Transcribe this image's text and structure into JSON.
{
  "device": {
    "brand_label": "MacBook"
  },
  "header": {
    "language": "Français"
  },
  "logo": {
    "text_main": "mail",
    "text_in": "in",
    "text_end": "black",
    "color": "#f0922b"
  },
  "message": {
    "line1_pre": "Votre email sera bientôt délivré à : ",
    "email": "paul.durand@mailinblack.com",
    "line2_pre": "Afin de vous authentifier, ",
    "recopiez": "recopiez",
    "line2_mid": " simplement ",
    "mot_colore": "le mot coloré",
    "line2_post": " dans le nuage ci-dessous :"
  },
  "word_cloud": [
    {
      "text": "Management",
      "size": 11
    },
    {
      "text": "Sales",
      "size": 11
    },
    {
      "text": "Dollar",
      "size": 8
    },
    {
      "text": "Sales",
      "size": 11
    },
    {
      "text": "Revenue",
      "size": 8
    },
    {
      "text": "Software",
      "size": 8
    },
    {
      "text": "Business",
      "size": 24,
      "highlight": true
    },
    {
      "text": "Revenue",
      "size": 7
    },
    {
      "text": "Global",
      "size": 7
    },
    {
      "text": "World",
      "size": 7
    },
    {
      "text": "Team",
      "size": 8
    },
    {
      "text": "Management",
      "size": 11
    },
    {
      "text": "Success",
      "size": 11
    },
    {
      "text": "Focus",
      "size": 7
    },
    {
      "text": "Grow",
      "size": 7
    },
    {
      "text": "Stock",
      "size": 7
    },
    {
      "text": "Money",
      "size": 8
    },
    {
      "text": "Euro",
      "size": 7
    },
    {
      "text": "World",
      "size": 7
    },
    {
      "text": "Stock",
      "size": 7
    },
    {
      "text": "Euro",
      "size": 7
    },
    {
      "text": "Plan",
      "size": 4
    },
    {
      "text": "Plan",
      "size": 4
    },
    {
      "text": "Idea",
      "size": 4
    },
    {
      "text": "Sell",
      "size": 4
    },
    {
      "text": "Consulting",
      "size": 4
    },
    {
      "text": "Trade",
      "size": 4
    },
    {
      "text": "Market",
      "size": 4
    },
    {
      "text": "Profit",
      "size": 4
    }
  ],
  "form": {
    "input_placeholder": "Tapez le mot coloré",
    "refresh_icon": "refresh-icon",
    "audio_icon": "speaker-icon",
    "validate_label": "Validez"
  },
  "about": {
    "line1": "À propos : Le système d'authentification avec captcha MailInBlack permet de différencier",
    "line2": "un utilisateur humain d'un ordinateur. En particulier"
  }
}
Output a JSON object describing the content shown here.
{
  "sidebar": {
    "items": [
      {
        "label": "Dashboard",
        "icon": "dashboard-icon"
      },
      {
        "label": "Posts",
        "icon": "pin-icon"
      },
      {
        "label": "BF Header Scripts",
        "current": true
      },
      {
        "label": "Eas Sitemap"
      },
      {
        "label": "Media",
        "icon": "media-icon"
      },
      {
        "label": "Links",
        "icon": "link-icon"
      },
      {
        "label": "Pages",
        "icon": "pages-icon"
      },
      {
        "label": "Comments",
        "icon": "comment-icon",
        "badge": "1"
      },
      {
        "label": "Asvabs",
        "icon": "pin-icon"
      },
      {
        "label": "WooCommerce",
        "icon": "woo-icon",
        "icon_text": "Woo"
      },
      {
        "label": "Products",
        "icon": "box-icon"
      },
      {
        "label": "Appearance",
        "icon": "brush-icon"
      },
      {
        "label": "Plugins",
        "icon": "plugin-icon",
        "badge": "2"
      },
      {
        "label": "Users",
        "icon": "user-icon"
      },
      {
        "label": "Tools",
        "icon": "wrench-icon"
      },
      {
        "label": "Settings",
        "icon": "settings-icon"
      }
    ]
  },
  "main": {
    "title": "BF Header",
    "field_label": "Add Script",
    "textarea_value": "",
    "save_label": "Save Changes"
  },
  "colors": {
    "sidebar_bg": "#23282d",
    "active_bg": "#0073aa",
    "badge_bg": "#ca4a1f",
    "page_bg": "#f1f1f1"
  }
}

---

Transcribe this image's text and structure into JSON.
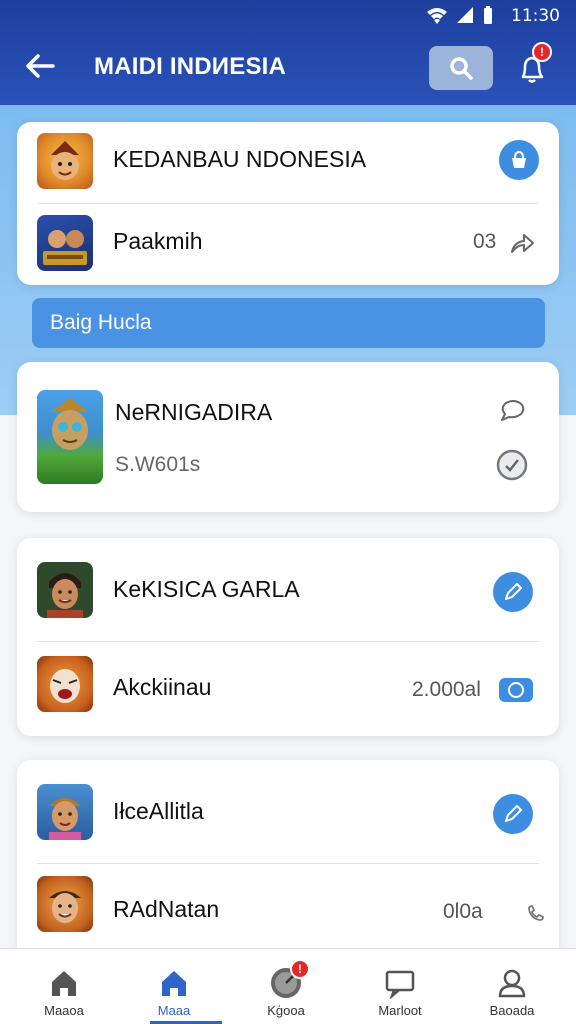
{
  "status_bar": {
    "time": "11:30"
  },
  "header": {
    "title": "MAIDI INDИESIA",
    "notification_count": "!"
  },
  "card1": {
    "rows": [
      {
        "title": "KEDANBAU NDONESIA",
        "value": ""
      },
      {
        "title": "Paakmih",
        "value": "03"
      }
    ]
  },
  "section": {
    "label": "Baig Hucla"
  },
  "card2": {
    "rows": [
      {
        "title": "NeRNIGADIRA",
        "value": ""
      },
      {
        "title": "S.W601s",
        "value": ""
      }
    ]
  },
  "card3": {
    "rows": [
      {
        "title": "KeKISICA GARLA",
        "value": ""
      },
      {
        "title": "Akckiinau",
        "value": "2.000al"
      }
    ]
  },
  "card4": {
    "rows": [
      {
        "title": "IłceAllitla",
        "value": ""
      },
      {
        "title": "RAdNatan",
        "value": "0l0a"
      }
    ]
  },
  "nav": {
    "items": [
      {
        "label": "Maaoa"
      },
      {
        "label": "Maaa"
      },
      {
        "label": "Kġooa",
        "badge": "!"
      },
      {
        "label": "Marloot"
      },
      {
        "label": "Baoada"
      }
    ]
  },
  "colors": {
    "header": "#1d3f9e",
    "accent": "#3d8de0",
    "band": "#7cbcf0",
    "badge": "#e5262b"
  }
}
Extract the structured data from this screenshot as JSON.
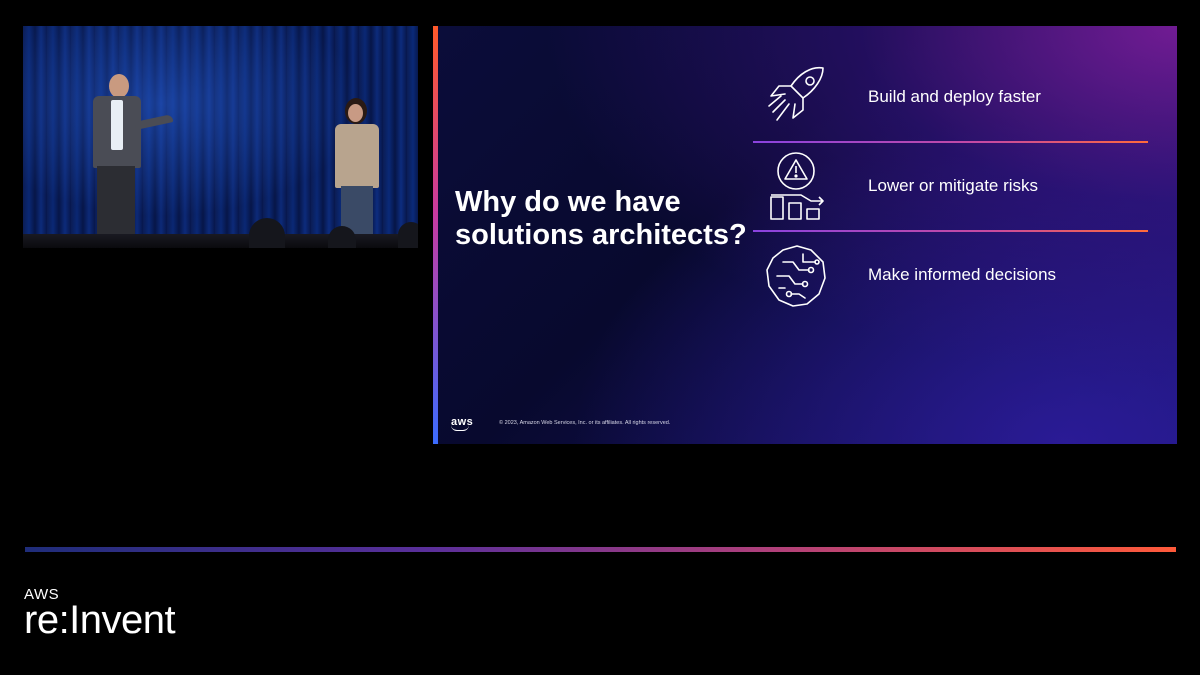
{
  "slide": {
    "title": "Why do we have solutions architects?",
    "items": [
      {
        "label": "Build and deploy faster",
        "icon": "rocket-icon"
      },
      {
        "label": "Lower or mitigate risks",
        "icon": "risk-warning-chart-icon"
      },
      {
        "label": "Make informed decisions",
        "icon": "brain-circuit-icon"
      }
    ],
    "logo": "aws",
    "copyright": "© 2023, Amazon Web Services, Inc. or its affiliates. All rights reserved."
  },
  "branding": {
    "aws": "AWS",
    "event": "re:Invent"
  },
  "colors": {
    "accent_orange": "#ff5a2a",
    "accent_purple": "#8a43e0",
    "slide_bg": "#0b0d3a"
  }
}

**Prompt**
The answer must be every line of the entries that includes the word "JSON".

**Task answer**
Transcribe this image's text and structure into JSON.
Output a JSON object describing the content shown here.
Transcribe this image's text and structure into JSON.
Extract the structured data from this screenshot as JSON.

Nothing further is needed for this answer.